** DATA EXTRACTS follows **
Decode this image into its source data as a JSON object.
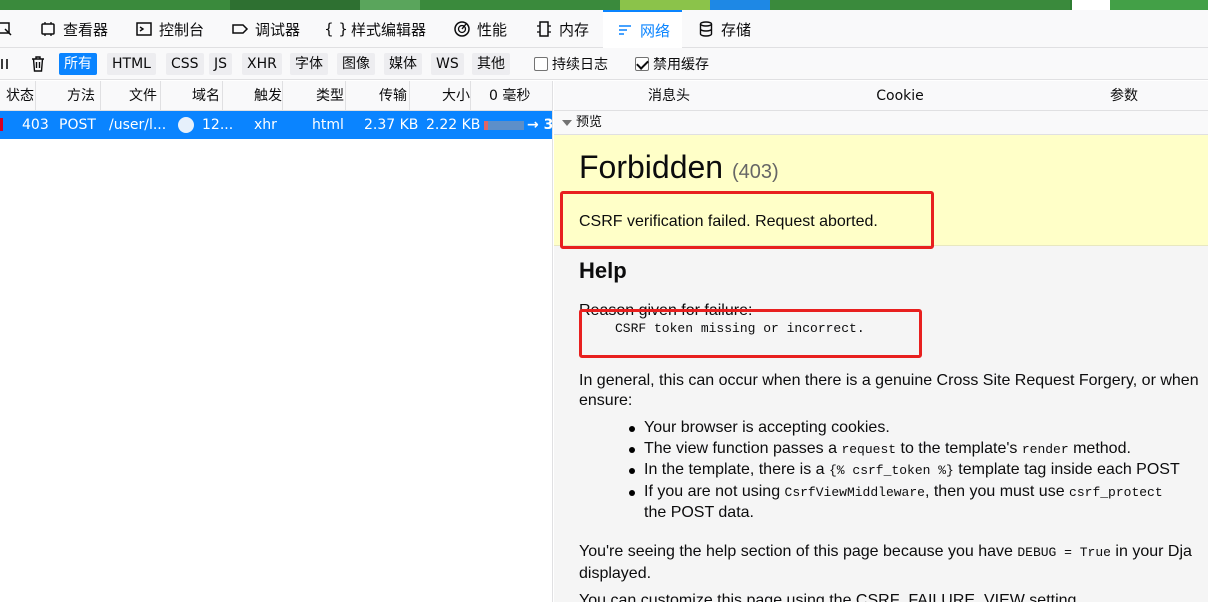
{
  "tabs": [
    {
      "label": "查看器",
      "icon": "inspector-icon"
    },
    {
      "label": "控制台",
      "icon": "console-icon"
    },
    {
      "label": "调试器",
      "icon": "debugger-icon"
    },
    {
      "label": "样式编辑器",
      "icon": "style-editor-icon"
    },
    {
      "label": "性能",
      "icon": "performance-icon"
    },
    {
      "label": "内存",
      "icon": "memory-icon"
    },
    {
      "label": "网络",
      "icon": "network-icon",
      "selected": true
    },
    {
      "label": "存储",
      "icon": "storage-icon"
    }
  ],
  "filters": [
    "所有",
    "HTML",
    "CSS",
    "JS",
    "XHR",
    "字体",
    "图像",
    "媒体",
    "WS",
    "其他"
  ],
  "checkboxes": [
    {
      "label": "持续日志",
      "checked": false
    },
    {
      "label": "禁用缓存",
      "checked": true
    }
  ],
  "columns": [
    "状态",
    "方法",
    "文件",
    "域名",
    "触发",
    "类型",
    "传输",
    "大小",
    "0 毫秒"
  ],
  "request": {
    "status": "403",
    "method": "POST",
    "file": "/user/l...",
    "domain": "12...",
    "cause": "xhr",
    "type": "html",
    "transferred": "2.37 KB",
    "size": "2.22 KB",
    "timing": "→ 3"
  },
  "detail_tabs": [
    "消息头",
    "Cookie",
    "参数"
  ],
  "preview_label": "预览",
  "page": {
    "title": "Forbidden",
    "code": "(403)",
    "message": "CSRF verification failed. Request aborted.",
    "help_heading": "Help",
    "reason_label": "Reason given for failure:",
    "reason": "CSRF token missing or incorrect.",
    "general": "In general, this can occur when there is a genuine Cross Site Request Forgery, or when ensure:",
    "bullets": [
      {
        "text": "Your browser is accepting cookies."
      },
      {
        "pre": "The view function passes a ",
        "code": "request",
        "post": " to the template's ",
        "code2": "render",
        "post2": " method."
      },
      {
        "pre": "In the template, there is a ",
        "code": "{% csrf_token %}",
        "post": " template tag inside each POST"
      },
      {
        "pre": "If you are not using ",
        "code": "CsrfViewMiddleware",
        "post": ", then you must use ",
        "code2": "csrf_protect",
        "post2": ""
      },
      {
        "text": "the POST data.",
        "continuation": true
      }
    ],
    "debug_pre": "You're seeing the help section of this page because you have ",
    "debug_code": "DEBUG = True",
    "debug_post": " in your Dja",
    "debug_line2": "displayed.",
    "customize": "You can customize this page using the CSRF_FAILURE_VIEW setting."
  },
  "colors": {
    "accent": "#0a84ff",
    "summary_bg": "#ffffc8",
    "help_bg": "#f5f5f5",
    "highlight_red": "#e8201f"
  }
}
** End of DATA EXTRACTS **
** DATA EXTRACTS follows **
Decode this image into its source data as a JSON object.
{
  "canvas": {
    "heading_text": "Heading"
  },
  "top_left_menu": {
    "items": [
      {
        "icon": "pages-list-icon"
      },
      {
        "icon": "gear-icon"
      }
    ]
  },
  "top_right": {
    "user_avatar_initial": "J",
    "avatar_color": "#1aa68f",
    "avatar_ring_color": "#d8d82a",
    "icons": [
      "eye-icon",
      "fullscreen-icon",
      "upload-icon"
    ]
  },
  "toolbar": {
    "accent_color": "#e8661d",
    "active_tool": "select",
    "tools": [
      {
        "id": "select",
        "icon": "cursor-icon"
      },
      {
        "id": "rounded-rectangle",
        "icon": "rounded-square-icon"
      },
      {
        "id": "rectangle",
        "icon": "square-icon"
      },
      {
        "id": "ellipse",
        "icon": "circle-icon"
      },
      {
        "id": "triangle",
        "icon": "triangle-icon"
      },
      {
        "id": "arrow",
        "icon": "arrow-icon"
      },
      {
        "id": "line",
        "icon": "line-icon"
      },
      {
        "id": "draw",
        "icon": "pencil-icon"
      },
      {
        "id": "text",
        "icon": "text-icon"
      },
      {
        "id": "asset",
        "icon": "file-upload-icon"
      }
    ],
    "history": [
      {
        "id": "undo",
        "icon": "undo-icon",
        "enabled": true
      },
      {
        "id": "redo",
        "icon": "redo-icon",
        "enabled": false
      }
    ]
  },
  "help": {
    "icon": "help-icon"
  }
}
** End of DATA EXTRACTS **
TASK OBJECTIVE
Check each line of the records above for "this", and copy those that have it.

ANSWER TO THE EXERCISE
Decode this image into its source data as a JSON object.
    "general": "In general, this can occur when there is a genuine Cross Site Request Forgery, or when ensure:",
    "debug_pre": "You're seeing the help section of this page because you have ",
    "customize": "You can customize this page using the CSRF_FAILURE_VIEW setting."
Decode this image into its source data as a JSON object.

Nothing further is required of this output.